These days, when I open a book, expecting to dive into a fictional world, I find myself unable to reach the end of almost any sentence. Responding in alarm to each turn. Why are they taking a run together on that beautiful path by the Charles? Why are they sitting next to one another enjoying warm, frothy cups of cappuccino? Why are they knocking knees and elbows in the audience at the Philharmonic?
No! They can’t drive out to Provincetown and lie on a crowded beach. They can’t brush by one another as they pass in the stairwell. I’ve got to stop them. I have to interfere.
Now the fictional characters are losing patience. They have places to go, people to see, things to do. Who is this pesky reader who insists on insinuating limitations on their world? “Don’t scratch your nose.” They crinkle their faces at me in consternation. She’s lost her mind. “Get your hands away from your face. This is serious!” Now they’re getting angry.
What’s left? Movies? Scenes in a crowded casino, noisy wedding celebrations, detectives hunkered together to collect evidence at a crime scene only increase my frenzy. There’s only one thing left. I step outside. Everything’s as it’s always been: blue sky, puffy clouds, spring flowers, chirping birds. No need to impose limits or rules, no reason to shout warnings. I’ve found my forever. It’s right here.
–March 25, 2020
Caroline Goldberg Igra grew up in Philadelphia and lives in Israel. She has a doctorate in art history, was an assistant professor at the University of Haifa, and has curated exhibitions at the Museum of Art in Ein Harod, and Beit Hatfutsot in Tel Aviv. Her publications include a monograph on the Polish artist J.D. Kirszenbaum, a novel, Count to a Thousand (Mandolin Publishing 2018), and articles in Art History, Ars Judaica, Journal of Visual Arts Practice, The Journal of Architecture, Van Gogh Museum Journal, and Visual Resources.
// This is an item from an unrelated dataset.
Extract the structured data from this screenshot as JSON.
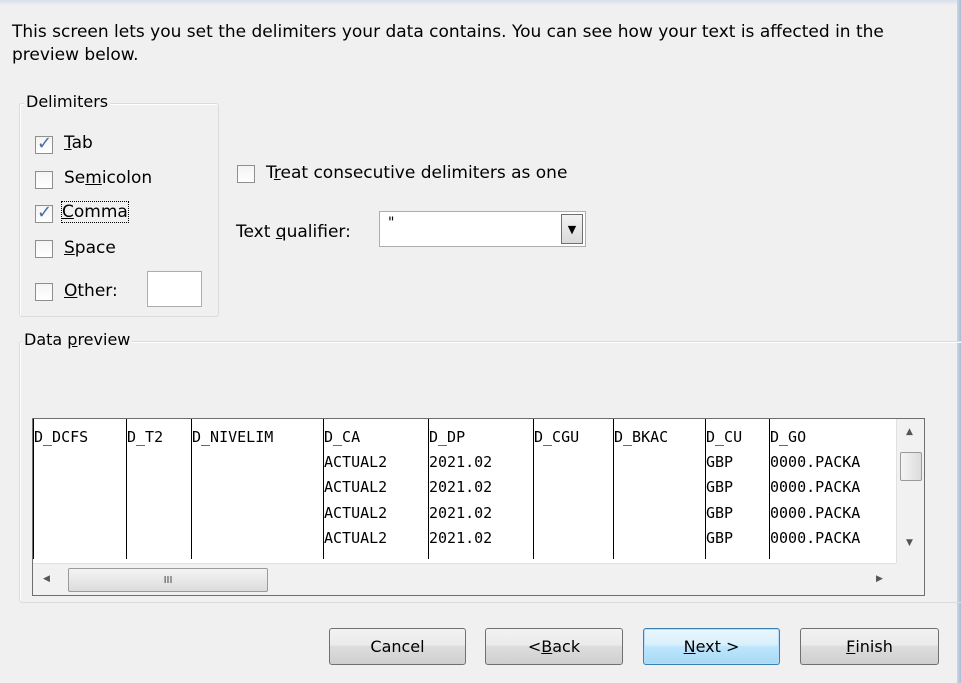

She recently published in Away Journal. She blogs on the expat experience for The Times of Israel.